I love to travel, then to spend enough time to get to know the place.
Here are some of my favorite places.
Micronesia is an area of the western Pacific ocean
with lots of small islands.
I'm just getting to know it: distances are great, so traveling to
Micronesia and between its islands takes time and planning (and
The islands are different from each other.
Some, like Guam, are fairly ugly and crowded, while others are empty and
Some, like Chuuk, have problems with crime; others are peaceful and
A lot of the islands have beautiful scenery underwater as well as above.
Vietnam is a country that's just getting its tourism
feet on the ground. Although a lot of it is densely populated, it's
still beautiful. The people are friendly, the food is delicious,
and traveling there can be cheap (I stayed in two- or three-star-type
hotel rooms for less than US$10 a night).
It's a long, skinny country; the weather varies a lot from north to
Plan ahead, but be prepared to be flexible once you're there:
I bet you'll want to stay longer.
Chile is more European than almost any country in
South America, with so much variety along its long skinny sliver of the
The north has desert where it never rains (the climate at the coast,
Iquique and Antofagasta, is nearly perfect!).
The central regions show that this is a highly-developed country: the biggest
concentration of industry and people (and some great wine!) that almost
made me think I was in the USA.
The south is wild and rugged: huge tracts of forest, glaciers, and a
close approach to Antarctica.
Far off the west coast is Easter Island, a completely different place.
is like a home away from home to me.
I lived there in 1997-98 while I was on the one-year Masters degree
course in Computing Science at
It's a huge city, with 2000 years of history (and almost that many
cultures!), so I won't even try to describe it.
All I'll say is that, if you visit, I hope you'll look past the hyped
tourist sights and the stereotypes of Londoners as cold and reserved.
Everyone's heard of the famous London West End theatre.
Much more interesting, I think, is London fringe theatre.
(My favourite on-line listing service closed down.
Some venues I like include the
Battersea Arts Centre;
The Man in the Moon Theatre in Kings Road, Chelsea; and the
Bridewell Theatre, just off Fleet Street.)
Between West End and fringe, I'd bet you could go to a different
night of the year and never see the same show twice.
How many cities have at least five full-time symphony orchestras,
three (two?) opera companies, and so much more classical music that you
could also go to those concerts every night without repeating?
And that's only the classical music: then there are all the jazz and
other clubs: London is a great city for jazz.

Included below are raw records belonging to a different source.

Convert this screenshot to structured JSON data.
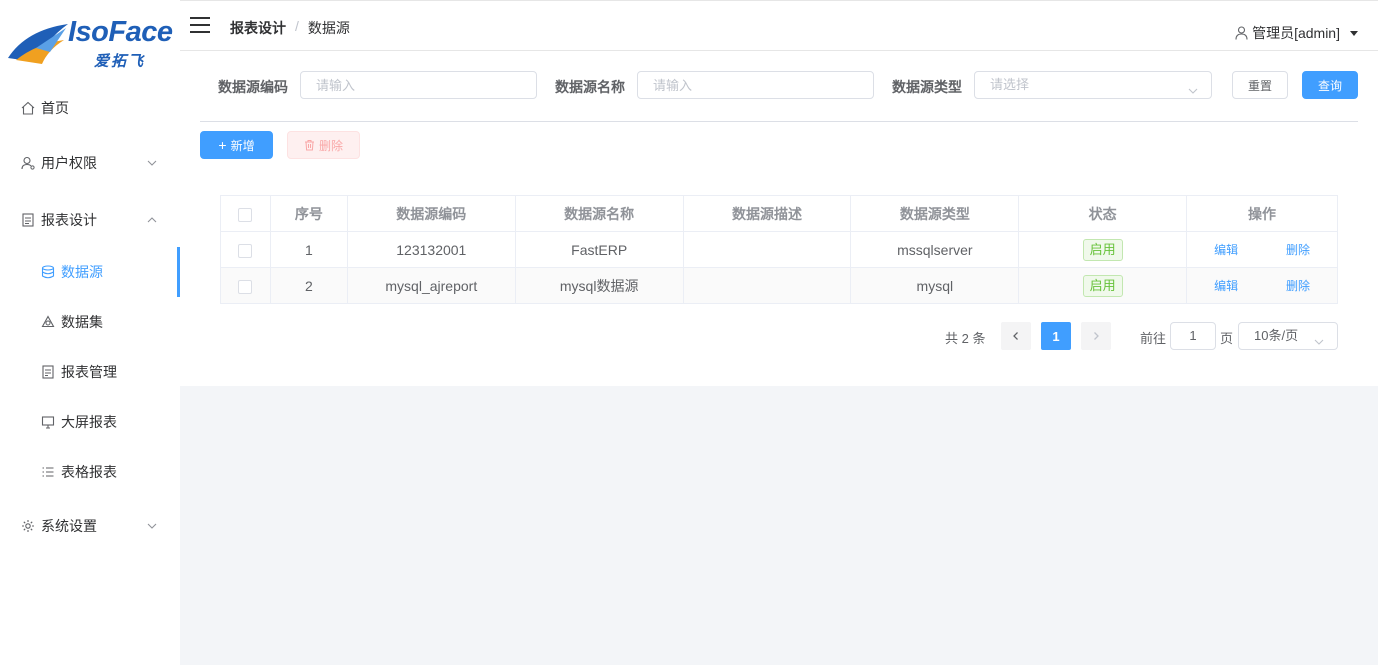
{
  "logo": {
    "text": "IsoFace",
    "sub": "爱拓飞"
  },
  "sidebar": {
    "items": [
      {
        "label": "首页"
      },
      {
        "label": "用户权限"
      },
      {
        "label": "报表设计"
      },
      {
        "label": "系统设置"
      }
    ],
    "sub_items": [
      {
        "label": "数据源",
        "active": true
      },
      {
        "label": "数据集"
      },
      {
        "label": "报表管理"
      },
      {
        "label": "大屏报表"
      },
      {
        "label": "表格报表"
      }
    ]
  },
  "header": {
    "breadcrumb": [
      "报表设计",
      "数据源"
    ],
    "user": "管理员[admin]"
  },
  "search": {
    "code_label": "数据源编码",
    "code_placeholder": "请输入",
    "name_label": "数据源名称",
    "name_placeholder": "请输入",
    "type_label": "数据源类型",
    "type_placeholder": "请选择",
    "reset": "重置",
    "query": "查询"
  },
  "toolbar": {
    "add": "新增",
    "delete": "删除"
  },
  "table": {
    "columns": [
      "序号",
      "数据源编码",
      "数据源名称",
      "数据源描述",
      "数据源类型",
      "状态",
      "操作"
    ],
    "rows": [
      {
        "index": "1",
        "code": "123132001",
        "name": "FastERP",
        "desc": "",
        "type": "mssqlserver",
        "status": "启用",
        "edit": "编辑",
        "delete": "删除"
      },
      {
        "index": "2",
        "code": "mysql_ajreport",
        "name": "mysql数据源",
        "desc": "",
        "type": "mysql",
        "status": "启用",
        "edit": "编辑",
        "delete": "删除"
      }
    ]
  },
  "pagination": {
    "total": "共 2 条",
    "current_page": "1",
    "goto_label": "前往",
    "goto_value": "1",
    "page_unit": "页",
    "page_size": "10条/页"
  },
  "colors": {
    "primary": "#409eff",
    "success": "#67c23a",
    "danger": "#f56c6c"
  }
}
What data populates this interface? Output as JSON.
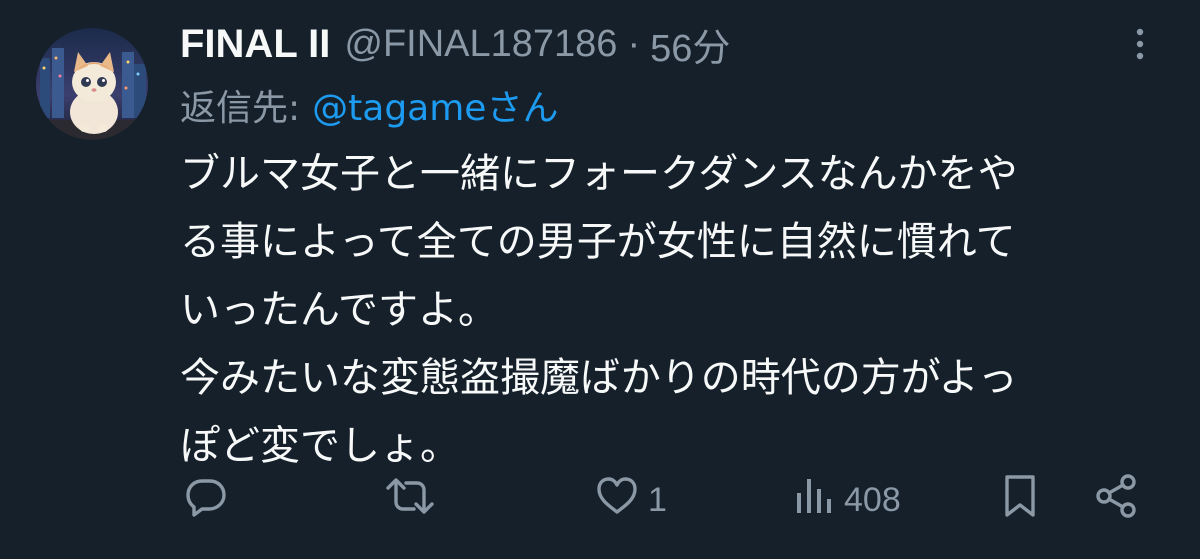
{
  "tweet": {
    "display_name": "FINAL II",
    "handle": "@FINAL187186",
    "separator": "·",
    "time": "56分",
    "reply_label": "返信先:",
    "reply_mention": "@tagameさん",
    "body_lines": [
      "ブルマ女子と一緒にフォークダンスなんかをや",
      "る事によって全ての男子が女性に自然に慣れて",
      "いったんですよ。",
      "今みたいな変態盗撮魔ばかりの時代の方がよっ",
      "ぽど変でしょ。"
    ]
  },
  "actions": {
    "reply_icon": "reply-icon",
    "retweet_icon": "retweet-icon",
    "like_icon": "heart-icon",
    "like_count": "1",
    "views_icon": "views-icon",
    "views_count": "408",
    "bookmark_icon": "bookmark-icon",
    "share_icon": "share-icon"
  },
  "colors": {
    "background": "#15202b",
    "text": "#f7f9f9",
    "muted": "#8b98a5",
    "accent": "#1d9bf0"
  }
}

The really unique classical music is the two-month series of concerts every
summer, The Proms,
where you can hear more than 70 concerts by some of the world's best
orchestras and soloists for less than $200 US.
That's less than $3 per concert!